Intelligent Design is a moral and metaphysical threat to Darwinism. That is why Darwinian critics of Intelligent Design are so quick to conflate it with theology. But Intelligent Design is a legitimate form of scientific inquiry that already subsumes many special sciences (like archeology, forensic science, cryptography, and the Search for Extraterrestrial Intelligence). Still, Darwinists like Kenneth Miller and Robert Pennock, who write full-length books against Intelligent Design, lament that it is theology masquerading science. To this theologians like John Haught and Ian Barbour add that Intelligent Design doesn't even succeed as theology.


Why is that? The problem isn't that Intelligent Design doesn't raise legitimate topics for scientific research. The key question that Intelligent Design raises for science is this: Are there natural systems that are inherently incapable of being explained in terms of blind natural causes and do such systems exhibit features that in any other circumstance we would attribute to intelligence? This is a legitimate scientific question. Moreover, its answer cannot be decided on philosophical or ideological grounds, but must be decided through careful scientific investigation. Nonetheless, Darwinian critics of Intelligent Design remain adamant that Intelligent Design is a misbegotten form of theology.


A little reflection shows why Darwinists take this stance. Indeed, why does Kenneth Miller write a book titled Finding Darwin's God and why does John Haught write a book titled God after Darwin? The juxtaposition of God and Darwin here is not coincidental. As Wiker shows, this preoccupation with theology results from critics of Intelligent Design having built their own theology (or anti-theology as the case may be) on a foundation of Darwinism. Moreover, because Intelligent Design challenges that foundation, critics reflexively assume that Intelligent Design must be inherently theological and have a theological agenda.


Freud, if it were not for his own virulent Darwinism, would have instantly seen this move by critics as a projection. Critics of Intelligent Design resort to a classic defense mechanism in which they project onto Intelligent Design the very thing that Intelligent Design is unmasking in their own views, namely, the extent to which Darwinism, especially as it has been taken up by today's intellectual elite, has itself become a project in theology, metaphysics, and moral philosophy.


Consequently, the fundamental divide between Intelligent Design and Darwinism is this: Is reality fundamentally mindful and purposive or mindless and material? Wiker shows that how we answer this question undergirds all our moral decisions. Moreover, insofar as the moral decline around us is systemic, it is because we have answered this question incorrectly. Thou shalt have no other gods before me reads the First Commandment. Naturalism substitutes Nature (writ large) for the true God and in so doing distorts all our moral judgments.
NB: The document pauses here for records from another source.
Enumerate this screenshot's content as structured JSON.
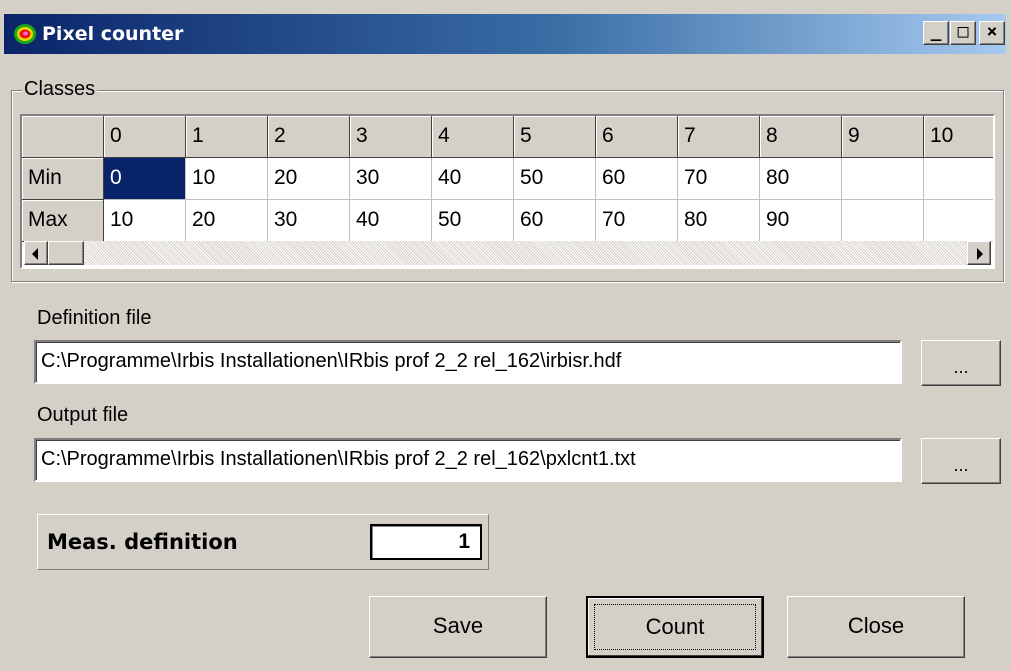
{
  "window": {
    "title": "Pixel counter",
    "controls": {
      "minimize": "_",
      "maximize": "□",
      "close": "×"
    }
  },
  "classes": {
    "group_label": "Classes",
    "columns": [
      "0",
      "1",
      "2",
      "3",
      "4",
      "5",
      "6",
      "7",
      "8",
      "9",
      "10"
    ],
    "rows": [
      {
        "label": "Min",
        "values": [
          "0",
          "10",
          "20",
          "30",
          "40",
          "50",
          "60",
          "70",
          "80",
          "",
          ""
        ]
      },
      {
        "label": "Max",
        "values": [
          "10",
          "20",
          "30",
          "40",
          "50",
          "60",
          "70",
          "80",
          "90",
          "",
          ""
        ]
      }
    ],
    "selected_cell": {
      "row": "Min",
      "column": "0"
    }
  },
  "definition_file": {
    "label": "Definition file",
    "value": "C:\\Programme\\Irbis Installationen\\IRbis prof 2_2 rel_162\\irbisr.hdf",
    "browse_label": "..."
  },
  "output_file": {
    "label": "Output file",
    "value": "C:\\Programme\\Irbis Installationen\\IRbis prof 2_2 rel_162\\pxlcnt1.txt",
    "browse_label": "..."
  },
  "meas_definition": {
    "label": "Meas. definition",
    "value": "1"
  },
  "buttons": {
    "save": "Save",
    "count": "Count",
    "close": "Close"
  },
  "colors": {
    "titlebar_start": "#0a246a",
    "titlebar_end": "#a6caf0",
    "face": "#d4d0c8",
    "selection": "#0a246a"
  },
  "icons": {
    "app": "thermal-blob-icon",
    "scroll_left": "arrow-left-icon",
    "scroll_right": "arrow-right-icon"
  }
}
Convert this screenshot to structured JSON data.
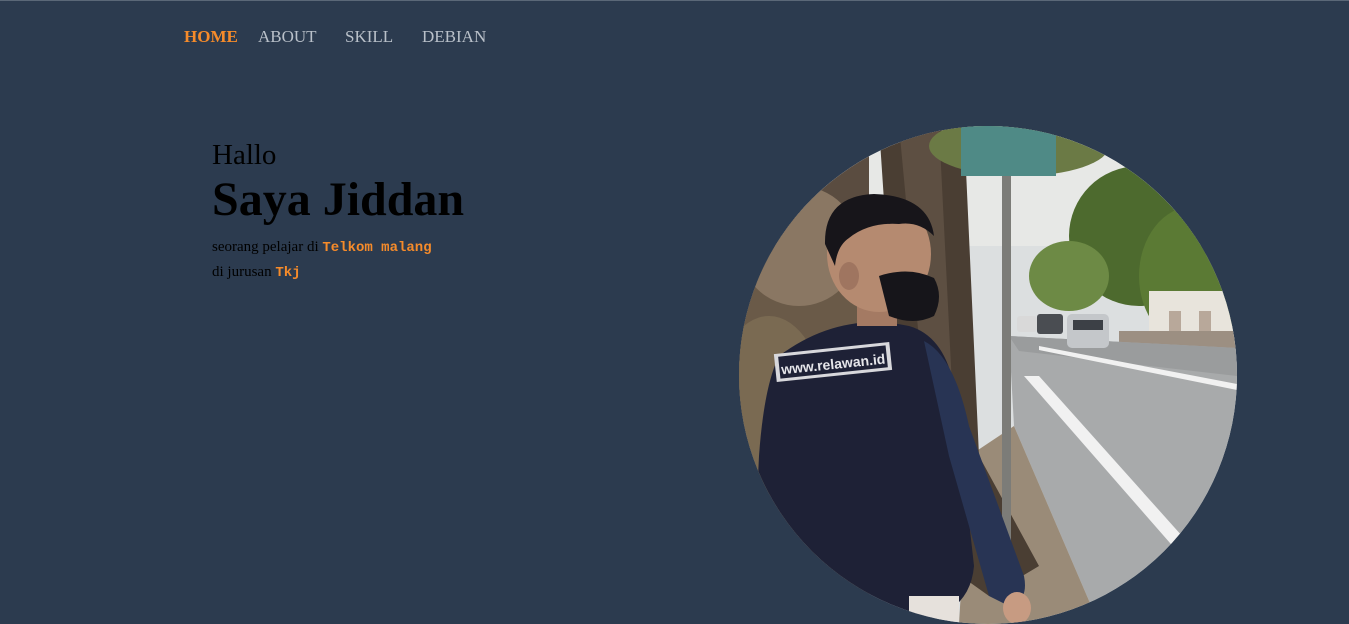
{
  "nav": {
    "items": [
      {
        "label": "HOME",
        "active": true
      },
      {
        "label": "ABOUT",
        "active": false
      },
      {
        "label": "SKILL",
        "active": false
      },
      {
        "label": "DEBIAN",
        "active": false
      }
    ]
  },
  "hero": {
    "greeting": "Hallo",
    "name": "Saya Jiddan",
    "line1_prefix": "seorang pelajar di",
    "line1_highlight": "Telkom malang",
    "line2_prefix": "di jurusan",
    "line2_highlight": "Tkj"
  },
  "photo": {
    "vest_text": "www.relawan.id"
  },
  "colors": {
    "background": "#2c3b4f",
    "accent": "#f68b2a",
    "nav_text": "#b9c0c9"
  }
}
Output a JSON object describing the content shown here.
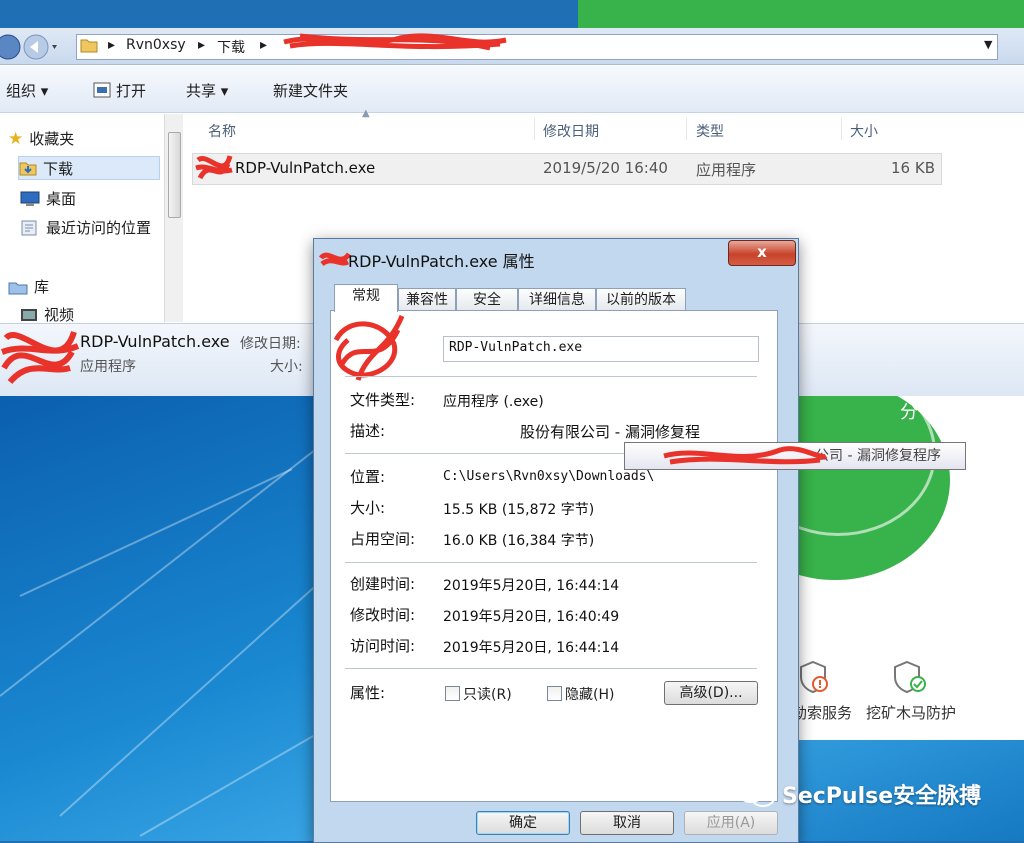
{
  "address": {
    "crumbs": [
      "Rvn0xsy",
      "下载"
    ]
  },
  "toolbar": {
    "organize": "组织 ▾",
    "open": "打开",
    "share": "共享 ▾",
    "new_folder": "新建文件夹"
  },
  "nav": {
    "favorites": "收藏夹",
    "downloads": "下载",
    "desktop": "桌面",
    "recent": "最近访问的位置",
    "library": "库",
    "videos": "视频"
  },
  "file_list": {
    "columns": [
      "名称",
      "修改日期",
      "类型",
      "大小"
    ],
    "row": {
      "name": "RDP-VulnPatch.exe",
      "date": "2019/5/20 16:40",
      "type": "应用程序",
      "size": "16 KB"
    }
  },
  "details_pane": {
    "name": "RDP-VulnPatch.exe",
    "type": "应用程序",
    "mod_label": "修改日期:",
    "size_label": "大小:"
  },
  "dialog": {
    "title": "RDP-VulnPatch.exe 属性",
    "close": "x",
    "tabs": [
      "常规",
      "兼容性",
      "安全",
      "详细信息",
      "以前的版本"
    ],
    "filename": "RDP-VulnPatch.exe",
    "labels": {
      "filetype": "文件类型:",
      "desc": "描述:",
      "location": "位置:",
      "size": "大小:",
      "disk": "占用空间:",
      "created": "创建时间:",
      "modified": "修改时间:",
      "accessed": "访问时间:",
      "attrs": "属性:"
    },
    "values": {
      "filetype": "应用程序 (.exe)",
      "desc": "股份有限公司 - 漏洞修复程",
      "location": "C:\\Users\\Rvn0xsy\\Downloads\\",
      "size": "15.5 KB (15,872 字节)",
      "disk": "16.0 KB (16,384 字节)",
      "created": "2019年5月20日, 16:44:14",
      "modified": "2019年5月20日, 16:40:49",
      "accessed": "2019年5月20日, 16:44:14"
    },
    "readonly": "只读(R)",
    "hidden": "隐藏(H)",
    "advanced": "高级(D)...",
    "ok": "确定",
    "cancel": "取消",
    "apply": "应用(A)"
  },
  "tooltip": "公司 - 漏洞修复程序",
  "security_app": {
    "score_unit": "分",
    "ransom": "勒索服务",
    "mining": "挖矿木马防护"
  },
  "watermark": "SecPulse安全脉搏"
}
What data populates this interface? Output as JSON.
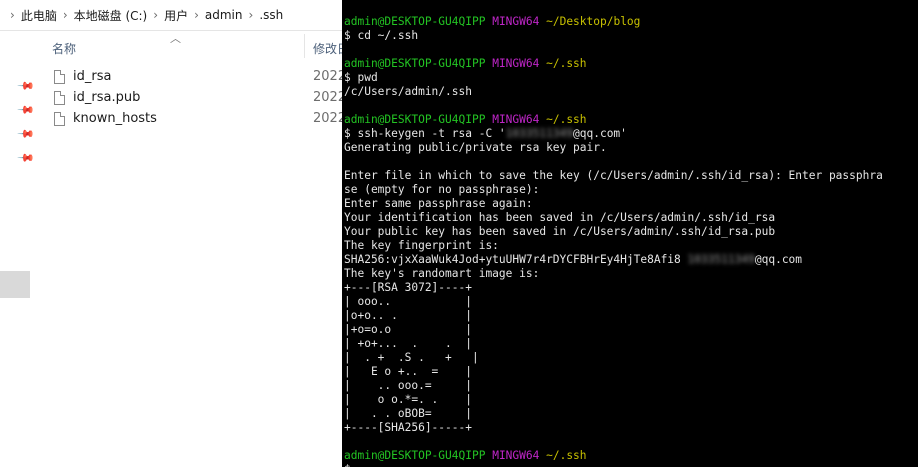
{
  "explorer": {
    "breadcrumb": [
      "此电脑",
      "本地磁盘 (C:)",
      "用户",
      "admin",
      ".ssh"
    ],
    "breadcrumb_separator": "›",
    "columns": {
      "name": "名称",
      "modified": "修改日"
    },
    "files": [
      {
        "name": "id_rsa",
        "date": "2022"
      },
      {
        "name": "id_rsa.pub",
        "date": "2022"
      },
      {
        "name": "known_hosts",
        "date": "2022"
      }
    ]
  },
  "terminal": {
    "colors": {
      "user": "#23c423",
      "host": "#c026c9",
      "path": "#c8c100",
      "text": "#e6e6e6",
      "background": "#000000"
    },
    "prompt_user": "admin@DESKTOP-GU4QIPP",
    "prompt_env": "MINGW64",
    "path_blog": "~/Desktop/blog",
    "path_ssh": "~/.ssh",
    "cmd_cd": "$ cd ~/.ssh",
    "cmd_pwd": "$ pwd",
    "out_pwd": "/c/Users/admin/.ssh",
    "cmd_keygen_prefix": "$ ssh-keygen -t rsa -C '",
    "cmd_keygen_blurred": "1033511349",
    "cmd_keygen_suffix": "@qq.com'",
    "keygen_output": [
      "Generating public/private rsa key pair.",
      "",
      "Enter file in which to save the key (/c/Users/admin/.ssh/id_rsa): Enter passphra",
      "se (empty for no passphrase):",
      "Enter same passphrase again:",
      "Your identification has been saved in /c/Users/admin/.ssh/id_rsa",
      "Your public key has been saved in /c/Users/admin/.ssh/id_rsa.pub",
      "The key fingerprint is:"
    ],
    "fingerprint_prefix": "SHA256:vjxXaaWuk4Jod+ytuUHW7r4rDYCFBHrEy4HjTe8Afi8 ",
    "fingerprint_blurred": "1033511349",
    "fingerprint_suffix": "@qq.com",
    "randomart_header": "The key's randomart image is:",
    "randomart": [
      "+---[RSA 3072]----+",
      "| ooo..           |",
      "|o+o.. .          |",
      "|+o=o.o           |",
      "| +o+...  .    .  |",
      "|  . +  .S .   +   |",
      "|   E o +..  =    |",
      "|    .. ooo.=     |",
      "|    o o.*=. .    |",
      "|   . . oBOB=     |",
      "+----[SHA256]-----+"
    ],
    "last_line": "$"
  }
}
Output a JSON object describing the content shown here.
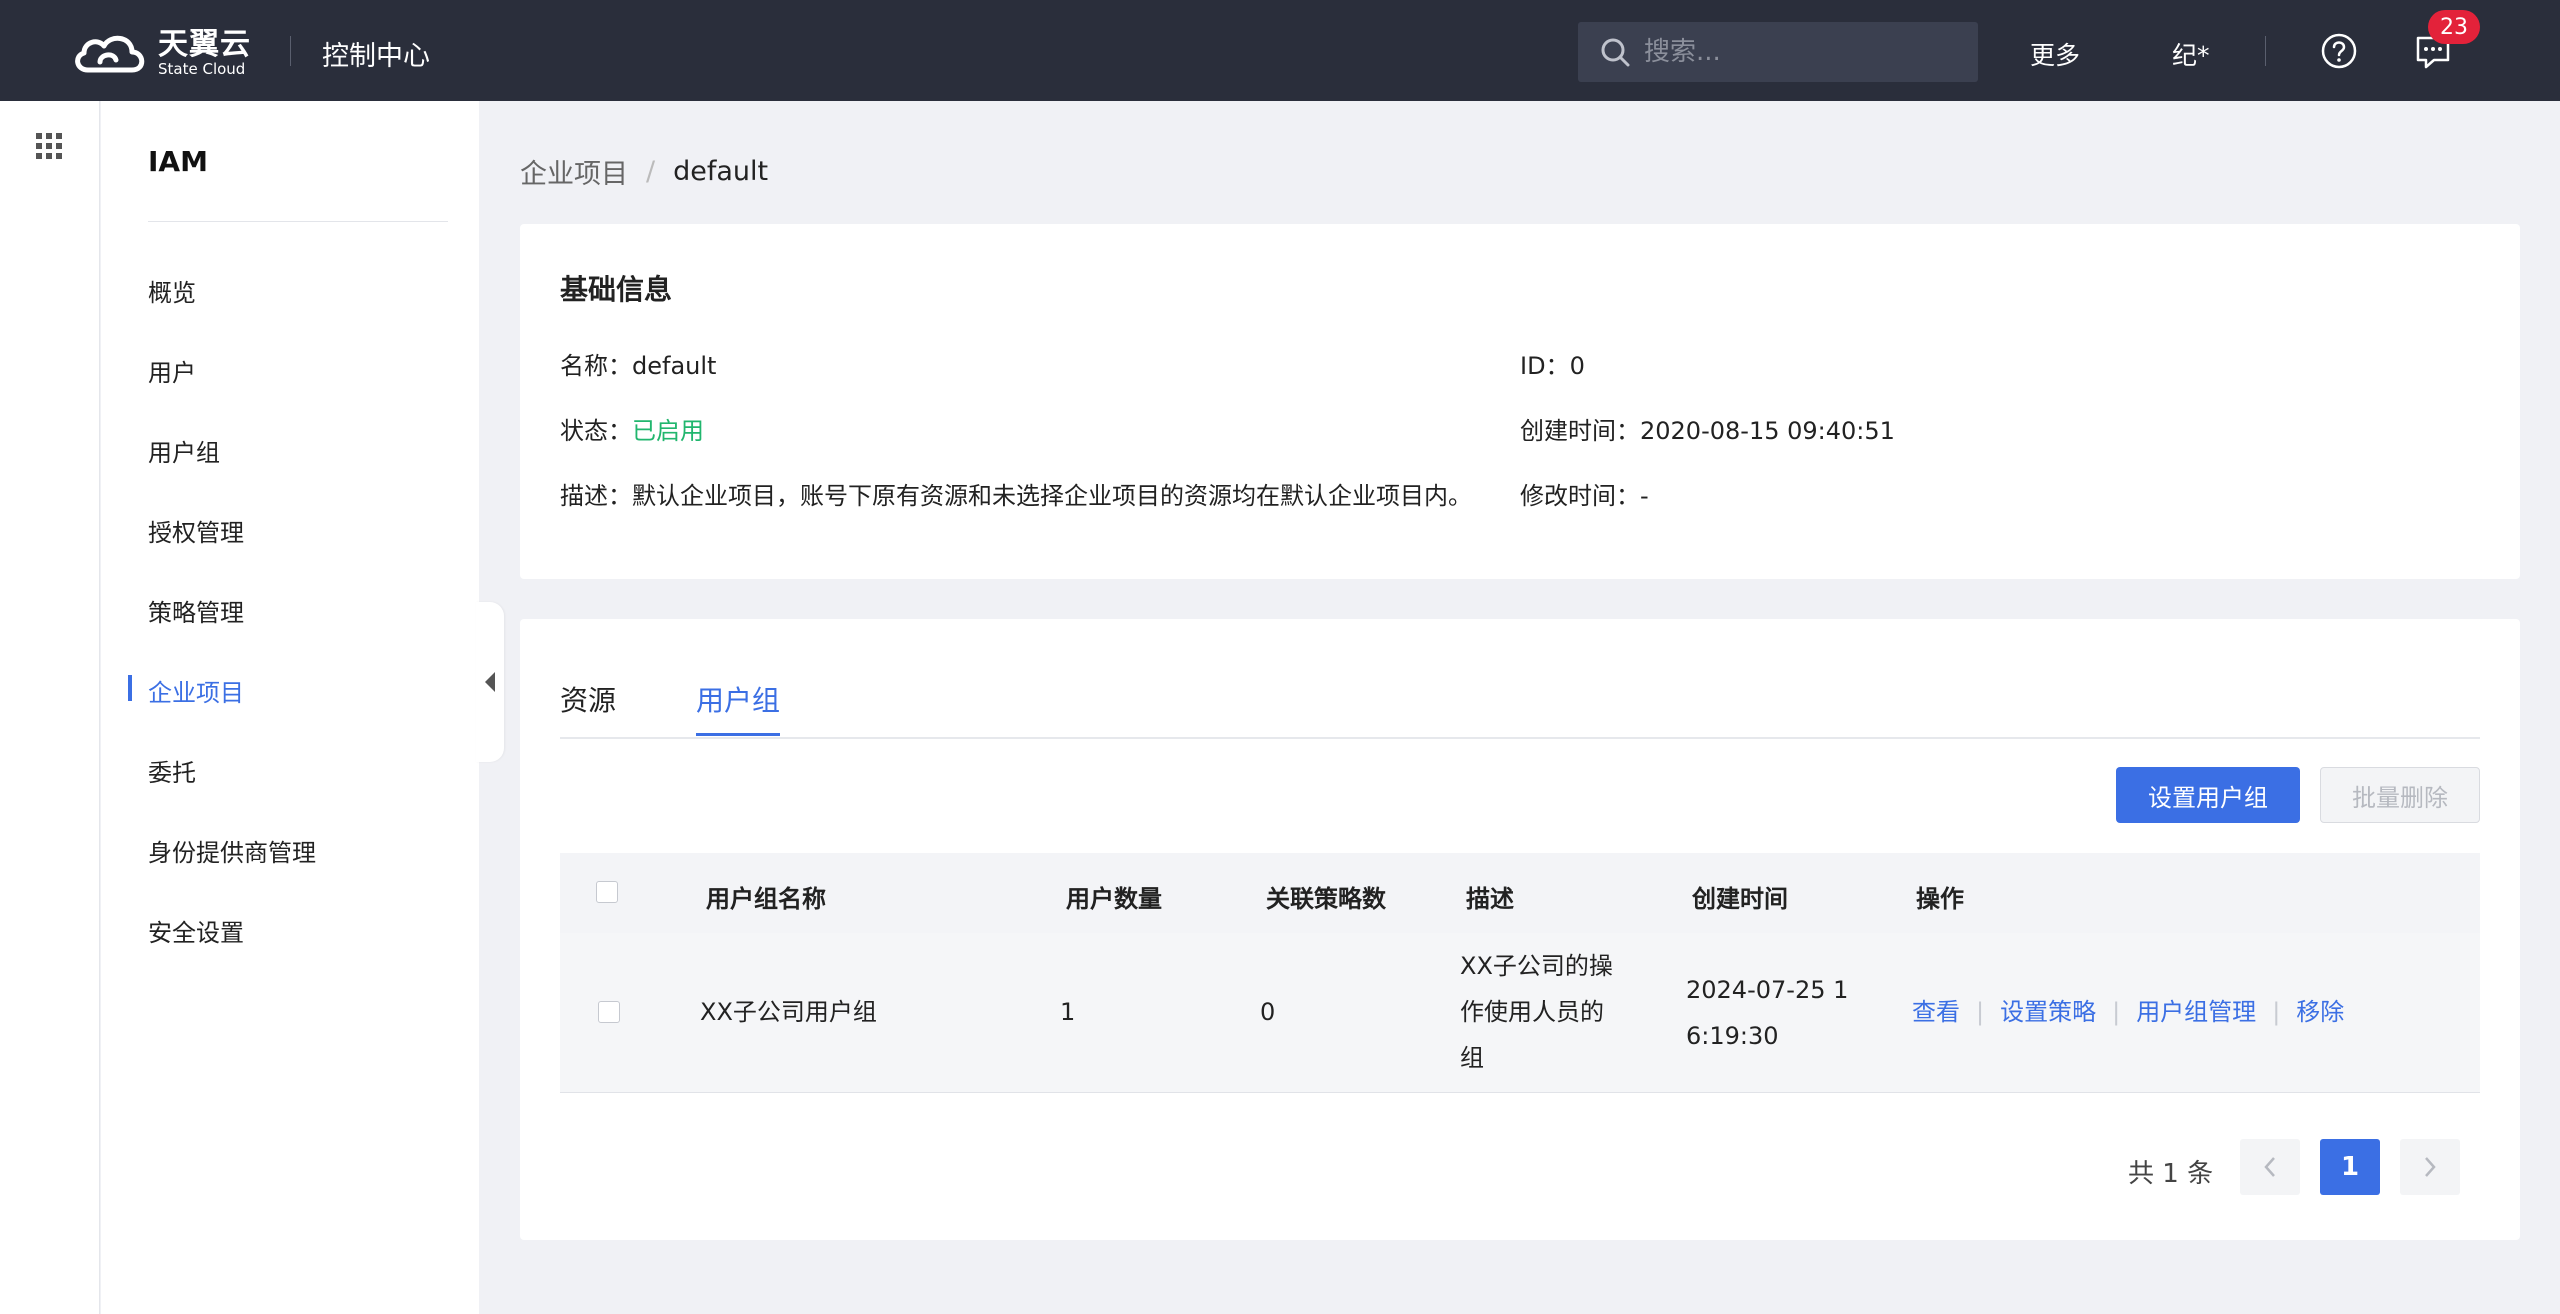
{
  "header": {
    "brand_cn": "天翼云",
    "brand_en": "State Cloud",
    "console_title": "控制中心",
    "search_placeholder": "搜索...",
    "more_label": "更多",
    "user_label": "纪*",
    "notification_count": "23"
  },
  "sidebar": {
    "title": "IAM",
    "items": [
      {
        "label": "概览"
      },
      {
        "label": "用户"
      },
      {
        "label": "用户组"
      },
      {
        "label": "授权管理"
      },
      {
        "label": "策略管理"
      },
      {
        "label": "企业项目",
        "active": true
      },
      {
        "label": "委托"
      },
      {
        "label": "身份提供商管理"
      },
      {
        "label": "安全设置"
      }
    ]
  },
  "breadcrumb": {
    "parent": "企业项目",
    "separator": "/",
    "current": "default"
  },
  "basic_info": {
    "title": "基础信息",
    "name_label": "名称：",
    "name_value": "default",
    "status_label": "状态：",
    "status_value": "已启用",
    "desc_label": "描述：",
    "desc_value": "默认企业项目，账号下原有资源和未选择企业项目的资源均在默认企业项目内。",
    "id_label": "ID：",
    "id_value": "0",
    "created_label": "创建时间：",
    "created_value": "2020-08-15 09:40:51",
    "modified_label": "修改时间：",
    "modified_value": "-"
  },
  "tabs": [
    {
      "label": "资源"
    },
    {
      "label": "用户组",
      "active": true
    }
  ],
  "toolbar": {
    "set_group_label": "设置用户组",
    "batch_delete_label": "批量删除"
  },
  "table": {
    "columns": [
      "用户组名称",
      "用户数量",
      "关联策略数",
      "描述",
      "创建时间",
      "操作"
    ],
    "rows": [
      {
        "name": "XX子公司用户组",
        "user_count": "1",
        "policy_count": "0",
        "desc_line1": "XX子公司的操",
        "desc_line2": "作使用人员的",
        "desc_line3": "组",
        "created_line1": "2024-07-25 1",
        "created_line2": "6:19:30",
        "actions": [
          "查看",
          "设置策略",
          "用户组管理",
          "移除"
        ]
      }
    ]
  },
  "pagination": {
    "total_text": "共 1 条",
    "current_page": "1",
    "prev_icon": "chevron-left-icon",
    "next_icon": "chevron-right-icon"
  },
  "colors": {
    "topbar": "#2a2e3b",
    "accent": "#3b6fe4",
    "success": "#21b66e",
    "badge": "#e3223a"
  }
}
This book is above all a call to clarity, clarifying the moral structure that God has placed in the world as well as the distorting power of naturalism to undermine that moral structure. If you really want to understand why our culture is in its current state, you must read this book.